Denmark has one of the highest divorce rates in the world and the highest one in Western Europe. In the last couple of years, almost 1 in 2 marriages came to an end. So pity! Is there something wrong with the Danes? A divorce is certainly not part of the hygge concept.

But the Danes are now the 2nd happiest nation in the world, right? It sounds very strange to have such a huge tendency to get divorced. But the consensus culture that spans the Danish society also influences couples (or soon-to-be divorcees). A large percentage of the cases ends with discussion and reaching a decision on how to split and still carry on with taking care of the kids. But not always!

What is special about the way Denmark decided to help people make the right decision when it comes to divorce? 

How can you get a divorce in Denmark today?

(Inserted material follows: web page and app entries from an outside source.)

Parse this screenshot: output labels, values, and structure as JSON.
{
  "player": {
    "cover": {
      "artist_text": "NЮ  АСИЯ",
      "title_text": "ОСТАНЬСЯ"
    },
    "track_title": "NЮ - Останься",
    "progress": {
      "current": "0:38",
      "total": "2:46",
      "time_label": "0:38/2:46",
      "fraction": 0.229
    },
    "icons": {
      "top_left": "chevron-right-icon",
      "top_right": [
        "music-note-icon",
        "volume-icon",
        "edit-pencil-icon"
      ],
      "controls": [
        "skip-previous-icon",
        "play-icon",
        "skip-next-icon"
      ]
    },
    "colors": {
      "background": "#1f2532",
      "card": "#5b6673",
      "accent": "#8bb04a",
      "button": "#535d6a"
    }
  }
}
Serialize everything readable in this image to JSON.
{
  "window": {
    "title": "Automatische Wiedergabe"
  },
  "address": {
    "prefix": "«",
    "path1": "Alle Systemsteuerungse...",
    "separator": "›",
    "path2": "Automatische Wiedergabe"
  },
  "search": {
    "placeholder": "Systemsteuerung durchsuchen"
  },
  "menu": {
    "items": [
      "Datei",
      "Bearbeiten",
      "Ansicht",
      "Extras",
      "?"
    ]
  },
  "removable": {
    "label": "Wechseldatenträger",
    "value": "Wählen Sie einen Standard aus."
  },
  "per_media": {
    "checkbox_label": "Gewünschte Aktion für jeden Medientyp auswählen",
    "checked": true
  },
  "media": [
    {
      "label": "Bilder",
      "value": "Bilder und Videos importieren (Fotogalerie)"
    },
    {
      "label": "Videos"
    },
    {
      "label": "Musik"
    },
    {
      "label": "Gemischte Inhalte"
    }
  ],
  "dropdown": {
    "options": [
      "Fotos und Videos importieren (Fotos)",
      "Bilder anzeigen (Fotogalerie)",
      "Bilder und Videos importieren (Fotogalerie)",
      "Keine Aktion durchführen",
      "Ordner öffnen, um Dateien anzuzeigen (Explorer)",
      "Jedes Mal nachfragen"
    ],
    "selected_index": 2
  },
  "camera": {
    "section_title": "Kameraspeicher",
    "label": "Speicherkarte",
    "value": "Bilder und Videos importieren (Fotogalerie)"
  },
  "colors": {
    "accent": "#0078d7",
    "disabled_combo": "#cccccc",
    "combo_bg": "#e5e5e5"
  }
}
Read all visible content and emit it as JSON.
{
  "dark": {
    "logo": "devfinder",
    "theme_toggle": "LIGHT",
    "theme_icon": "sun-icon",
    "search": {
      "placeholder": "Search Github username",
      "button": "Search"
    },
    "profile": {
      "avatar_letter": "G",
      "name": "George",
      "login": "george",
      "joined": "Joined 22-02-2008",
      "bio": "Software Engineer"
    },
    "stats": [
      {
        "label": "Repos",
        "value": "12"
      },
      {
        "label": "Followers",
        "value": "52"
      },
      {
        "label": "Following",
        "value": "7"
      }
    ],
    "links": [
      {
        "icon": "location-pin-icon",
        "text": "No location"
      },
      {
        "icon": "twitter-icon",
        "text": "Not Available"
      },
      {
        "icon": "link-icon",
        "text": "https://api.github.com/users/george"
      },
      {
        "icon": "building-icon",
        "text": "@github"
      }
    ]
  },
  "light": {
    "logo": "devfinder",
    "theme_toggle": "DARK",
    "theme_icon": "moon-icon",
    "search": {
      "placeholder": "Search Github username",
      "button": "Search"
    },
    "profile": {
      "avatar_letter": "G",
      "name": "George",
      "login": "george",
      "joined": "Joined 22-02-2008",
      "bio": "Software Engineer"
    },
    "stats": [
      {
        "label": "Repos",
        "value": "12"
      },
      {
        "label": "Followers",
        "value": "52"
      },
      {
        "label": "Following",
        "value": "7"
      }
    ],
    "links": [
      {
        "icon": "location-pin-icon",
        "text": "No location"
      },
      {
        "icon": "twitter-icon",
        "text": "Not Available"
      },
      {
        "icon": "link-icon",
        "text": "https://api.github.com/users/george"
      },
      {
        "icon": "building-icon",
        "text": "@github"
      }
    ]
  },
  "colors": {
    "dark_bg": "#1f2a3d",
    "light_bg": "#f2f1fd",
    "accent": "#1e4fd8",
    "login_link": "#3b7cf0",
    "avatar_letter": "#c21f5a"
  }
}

Easy peasy. It all gets done online. This is Denmark after all. You submit an online application, pay a fee of approximately 60$ and in a week or so, you receive the divorce certificate. Wait, what? Is that really it? You bet. This is what many criticize hardly, as they consider it to be the reason why Denmark has such a high divorce rate.

How is it going to change?

Well, the procedure will remain as is. What is about to happen is extra care for the children of the married soon-to-get-divorced couple. So, especially in the cases where the couple has children, the state has decided to offer free counselling. They studied the stages of the divorce process and identified the things that are really the hardest (or where people find more difficulty or misery). And they will offer to provide for free advisory support to the troubled couples.

How will this happen? 

We told you. Denmark is a technologically advanced country. So, the state has developed a mobile app, through which the couples can get information and support, about everything around a divorce: from how to better communicate with your other half to how to announce it to kids. Even how life will be after the divorce. They say it is a mandatory 3-month-reflection or think-about-it period. Although the counselling will be mandatory, it is up to the couple members to decide how many hours they will need.

Why did they do it?

The aim of this counselling is not necessarily to move people away from divorce. Sometimes, divorce is the only way. But many more times, divorce is really premature. The Danes believe that this counselling will make couples see the whole matter of breaking up in a more realistic way (how Danish!).

It is about them and the children, who are affected. The couple must get to know how the divorce will change their lives and how these changes affect their children. Even if the divorce is an easy one (i.e. both sides want it and can discuss to sort things out), there are still implications. Better be aware, than not knowing at all.

Everybody deserves a second chance or at least the chance to prepare for bad endings, right?